··· EXERCISE MATERIALS ···

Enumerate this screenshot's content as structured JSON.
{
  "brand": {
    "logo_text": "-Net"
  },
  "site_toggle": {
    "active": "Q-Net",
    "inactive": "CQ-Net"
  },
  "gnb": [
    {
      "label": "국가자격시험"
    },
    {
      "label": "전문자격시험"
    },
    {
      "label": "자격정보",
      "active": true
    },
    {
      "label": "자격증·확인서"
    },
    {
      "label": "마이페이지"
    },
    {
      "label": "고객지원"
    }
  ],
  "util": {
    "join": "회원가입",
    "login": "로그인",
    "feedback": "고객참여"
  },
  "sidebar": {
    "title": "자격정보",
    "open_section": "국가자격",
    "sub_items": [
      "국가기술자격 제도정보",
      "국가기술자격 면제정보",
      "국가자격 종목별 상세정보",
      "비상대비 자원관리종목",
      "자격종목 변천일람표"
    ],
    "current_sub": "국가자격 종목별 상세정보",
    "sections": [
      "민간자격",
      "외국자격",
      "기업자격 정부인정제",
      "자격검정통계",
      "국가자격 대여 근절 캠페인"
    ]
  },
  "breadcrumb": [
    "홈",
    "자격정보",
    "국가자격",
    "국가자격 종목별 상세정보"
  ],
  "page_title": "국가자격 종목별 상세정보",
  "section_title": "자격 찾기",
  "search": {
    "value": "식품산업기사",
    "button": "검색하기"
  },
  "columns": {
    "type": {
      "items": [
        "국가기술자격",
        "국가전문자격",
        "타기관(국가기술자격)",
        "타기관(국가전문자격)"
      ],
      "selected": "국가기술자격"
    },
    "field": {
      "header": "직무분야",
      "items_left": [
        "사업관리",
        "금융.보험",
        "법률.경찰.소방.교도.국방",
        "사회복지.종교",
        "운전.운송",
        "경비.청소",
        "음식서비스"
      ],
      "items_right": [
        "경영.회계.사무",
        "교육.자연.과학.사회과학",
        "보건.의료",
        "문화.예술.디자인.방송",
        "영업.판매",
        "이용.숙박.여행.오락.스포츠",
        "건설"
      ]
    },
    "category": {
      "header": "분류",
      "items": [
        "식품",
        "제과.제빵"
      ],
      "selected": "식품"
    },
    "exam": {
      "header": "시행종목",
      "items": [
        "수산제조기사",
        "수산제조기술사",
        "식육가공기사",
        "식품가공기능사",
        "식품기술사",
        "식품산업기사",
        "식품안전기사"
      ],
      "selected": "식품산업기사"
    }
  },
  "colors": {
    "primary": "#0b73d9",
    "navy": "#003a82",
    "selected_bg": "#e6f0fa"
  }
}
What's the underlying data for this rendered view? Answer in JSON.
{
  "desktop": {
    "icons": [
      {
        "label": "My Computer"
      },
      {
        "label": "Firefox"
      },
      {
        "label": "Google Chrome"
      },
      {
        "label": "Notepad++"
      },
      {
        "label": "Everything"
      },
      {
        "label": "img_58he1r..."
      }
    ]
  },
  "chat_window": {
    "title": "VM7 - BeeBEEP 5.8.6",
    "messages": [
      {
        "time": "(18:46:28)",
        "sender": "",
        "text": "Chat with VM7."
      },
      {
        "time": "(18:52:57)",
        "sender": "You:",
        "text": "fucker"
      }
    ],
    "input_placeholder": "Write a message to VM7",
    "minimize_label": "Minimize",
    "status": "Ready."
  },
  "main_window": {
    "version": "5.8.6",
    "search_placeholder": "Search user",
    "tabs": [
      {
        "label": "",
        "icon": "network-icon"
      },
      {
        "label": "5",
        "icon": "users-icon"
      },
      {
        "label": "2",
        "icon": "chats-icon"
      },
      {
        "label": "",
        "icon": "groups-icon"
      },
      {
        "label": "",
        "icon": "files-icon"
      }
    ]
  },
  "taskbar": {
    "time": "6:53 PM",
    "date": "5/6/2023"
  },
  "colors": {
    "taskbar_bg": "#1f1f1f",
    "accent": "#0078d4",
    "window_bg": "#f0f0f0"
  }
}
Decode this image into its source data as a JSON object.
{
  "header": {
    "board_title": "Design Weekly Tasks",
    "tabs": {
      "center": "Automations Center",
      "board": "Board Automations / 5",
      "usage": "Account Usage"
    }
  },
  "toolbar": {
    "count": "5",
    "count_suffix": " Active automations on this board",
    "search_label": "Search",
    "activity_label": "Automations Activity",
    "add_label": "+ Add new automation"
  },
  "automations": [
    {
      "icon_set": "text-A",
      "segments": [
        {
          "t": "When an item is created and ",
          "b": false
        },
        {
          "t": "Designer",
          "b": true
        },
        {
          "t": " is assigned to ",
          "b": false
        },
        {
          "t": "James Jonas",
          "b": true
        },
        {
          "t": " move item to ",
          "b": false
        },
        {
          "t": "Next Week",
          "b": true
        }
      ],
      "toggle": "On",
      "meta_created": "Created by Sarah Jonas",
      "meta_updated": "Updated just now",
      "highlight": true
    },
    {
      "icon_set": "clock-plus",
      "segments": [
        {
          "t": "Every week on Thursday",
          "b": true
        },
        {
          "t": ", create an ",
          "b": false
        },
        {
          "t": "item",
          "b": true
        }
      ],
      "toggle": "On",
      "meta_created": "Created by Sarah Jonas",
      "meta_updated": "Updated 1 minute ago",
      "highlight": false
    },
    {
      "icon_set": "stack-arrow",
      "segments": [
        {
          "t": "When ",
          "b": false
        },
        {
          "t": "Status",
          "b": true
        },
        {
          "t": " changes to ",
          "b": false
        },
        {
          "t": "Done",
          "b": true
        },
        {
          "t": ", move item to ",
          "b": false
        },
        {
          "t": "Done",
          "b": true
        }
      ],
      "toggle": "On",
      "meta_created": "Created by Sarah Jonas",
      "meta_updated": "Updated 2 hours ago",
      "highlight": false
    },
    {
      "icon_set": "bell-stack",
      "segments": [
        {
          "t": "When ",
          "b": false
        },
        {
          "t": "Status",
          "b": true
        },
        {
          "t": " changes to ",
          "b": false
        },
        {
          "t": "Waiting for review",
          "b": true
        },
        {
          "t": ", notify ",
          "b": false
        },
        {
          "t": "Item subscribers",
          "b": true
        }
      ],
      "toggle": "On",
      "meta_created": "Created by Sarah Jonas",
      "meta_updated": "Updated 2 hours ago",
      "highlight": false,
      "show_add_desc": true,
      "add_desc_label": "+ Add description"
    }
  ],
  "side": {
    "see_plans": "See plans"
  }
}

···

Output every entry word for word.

TASK RESULT:
Enumerate this screenshot's content as structured JSON.
{
  "brand": {
    "logo_text": "-Net"
  },
  "site_toggle": {
    "active": "Q-Net",
    "inactive": "CQ-Net"
  },
  "gnb": [
    {
      "label": "국가자격시험"
    },
    {
      "label": "전문자격시험"
    },
    {
      "label": "자격정보",
      "active": true
    },
    {
      "label": "자격증·확인서"
    },
    {
      "label": "마이페이지"
    },
    {
      "label": "고객지원"
    }
  ],
  "util": {
    "join": "회원가입",
    "login": "로그인",
    "feedback": "고객참여"
  },
  "sidebar": {
    "title": "자격정보",
    "open_section": "국가자격",
    "sub_items": [
      "국가기술자격 제도정보",
      "국가기술자격 면제정보",
      "국가자격 종목별 상세정보",
      "비상대비 자원관리종목",
      "자격종목 변천일람표"
    ],
    "current_sub": "국가자격 종목별 상세정보",
    "sections": [
      "민간자격",
      "외국자격",
      "기업자격 정부인정제",
      "자격검정통계",
      "국가자격 대여 근절 캠페인"
    ]
  },
  "breadcrumb": [
    "홈",
    "자격정보",
    "국가자격",
    "국가자격 종목별 상세정보"
  ],
  "page_title": "국가자격 종목별 상세정보",
  "section_title": "자격 찾기",
  "search": {
    "value": "식품산업기사",
    "button": "검색하기"
  },
  "columns": {
    "type": {
      "items": [
        "국가기술자격",
        "국가전문자격",
        "타기관(국가기술자격)",
        "타기관(국가전문자격)"
      ],
      "selected": "국가기술자격"
    },
    "field": {
      "header": "직무분야",
      "items_left": [
        "사업관리",
        "금융.보험",
        "법률.경찰.소방.교도.국방",
        "사회복지.종교",
        "운전.운송",
        "경비.청소",
        "음식서비스"
      ],
      "items_right": [
        "경영.회계.사무",
        "교육.자연.과학.사회과학",
        "보건.의료",
        "문화.예술.디자인.방송",
        "영업.판매",
        "이용.숙박.여행.오락.스포츠",
        "건설"
      ]
    },
    "category": {
      "header": "분류",
      "items": [
        "식품",
        "제과.제빵"
      ],
      "selected": "식품"
    },
    "exam": {
      "header": "시행종목",
      "items": [
        "수산제조기사",
        "수산제조기술사",
        "식육가공기사",
        "식품가공기능사",
        "식품기술사",
        "식품산업기사",
        "식품안전기사"
      ],
      "selected": "식품산업기사"
    }
  },
  "colors": {
    "primary": "#0b73d9",
    "navy": "#003a82",
    "selected_bg": "#e6f0fa"
  }
}
What's the underlying data for this rendered view? Answer in JSON.
{
  "desktop": {
    "icons": [
      {
        "label": "My Computer"
      },
      {
        "label": "Firefox"
      },
      {
        "label": "Google Chrome"
      },
      {
        "label": "Notepad++"
      },
      {
        "label": "Everything"
      },
      {
        "label": "img_58he1r..."
      }
    ]
  },
  "chat_window": {
    "title": "VM7 - BeeBEEP 5.8.6",
    "messages": [
      {
        "time": "(18:46:28)",
        "sender": "",
        "text": "Chat with VM7."
      },
      {
        "time": "(18:52:57)",
        "sender": "You:",
        "text": "fucker"
      }
    ],
    "input_placeholder": "Write a message to VM7",
    "minimize_label": "Minimize",
    "status": "Ready."
  },
  "main_window": {
    "version": "5.8.6",
    "search_placeholder": "Search user",
    "tabs": [
      {
        "label": "",
        "icon": "network-icon"
      },
      {
        "label": "5",
        "icon": "users-icon"
      },
      {
        "label": "2",
        "icon": "chats-icon"
      },
      {
        "label": "",
        "icon": "groups-icon"
      },
      {
        "label": "",
        "icon": "files-icon"
      }
    ]
  },
  "taskbar": {
    "time": "6:53 PM",
    "date": "5/6/2023"
  },
  "colors": {
    "taskbar_bg": "#1f1f1f",
    "accent": "#0078d4",
    "window_bg": "#f0f0f0"
  }
}
Decode this image into its source data as a JSON object.
{
  "header": {
    "board_title": "Design Weekly Tasks",
    "tabs": {
      "center": "Automations Center",
      "board": "Board Automations / 5",
      "usage": "Account Usage"
    }
  },
  "toolbar": {
    "count": "5",
    "count_suffix": " Active automations on this board",
    "search_label": "Search",
    "activity_label": "Automations Activity",
    "add_label": "+ Add new automation"
  },
  "automations": [
    {
      "icon_set": "text-A",
      "segments": [
        {
          "t": "When an item is created and ",
          "b": false
        },
        {
          "t": "Designer",
          "b": true
        },
        {
          "t": " is assigned to ",
          "b": false
        },
        {
          "t": "James Jonas",
          "b": true
        },
        {
          "t": " move item to ",
          "b": false
        },
        {
          "t": "Next Week",
          "b": true
        }
      ],
      "toggle": "On",
      "meta_created": "Created by Sarah Jonas",
      "meta_updated": "Updated just now",
      "highlight": true
    },
    {
      "icon_set": "clock-plus",
      "segments": [
        {
          "t": "Every week on Thursday",
          "b": true
        },
        {
          "t": ", create an ",
          "b": false
        },
        {
          "t": "item",
          "b": true
        }
      ],
      "toggle": "On",
      "meta_created": "Created by Sarah Jonas",
      "meta_updated": "Updated 1 minute ago",
      "highlight": false
    },
    {
      "icon_set": "stack-arrow",
      "segments": [
        {
          "t": "When ",
          "b": false
        },
        {
          "t": "Status",
          "b": true
        },
        {
          "t": " changes to ",
          "b": false
        },
        {
          "t": "Done",
          "b": true
        },
        {
          "t": ", move item to ",
          "b": false
        },
        {
          "t": "Done",
          "b": true
        }
      ],
      "toggle": "On",
      "meta_created": "Created by Sarah Jonas",
      "meta_updated": "Updated 2 hours ago",
      "highlight": false
    },
    {
      "icon_set": "bell-stack",
      "segments": [
        {
          "t": "When ",
          "b": false
        },
        {
          "t": "Status",
          "b": true
        },
        {
          "t": " changes to ",
          "b": false
        },
        {
          "t": "Waiting for review",
          "b": true
        },
        {
          "t": ", notify ",
          "b": false
        },
        {
          "t": "Item subscribers",
          "b": true
        }
      ],
      "toggle": "On",
      "meta_created": "Created by Sarah Jonas",
      "meta_updated": "Updated 2 hours ago",
      "highlight": false,
      "show_add_desc": true,
      "add_desc_label": "+ Add description"
    }
  ],
  "side": {
    "see_plans": "See plans"
  }
}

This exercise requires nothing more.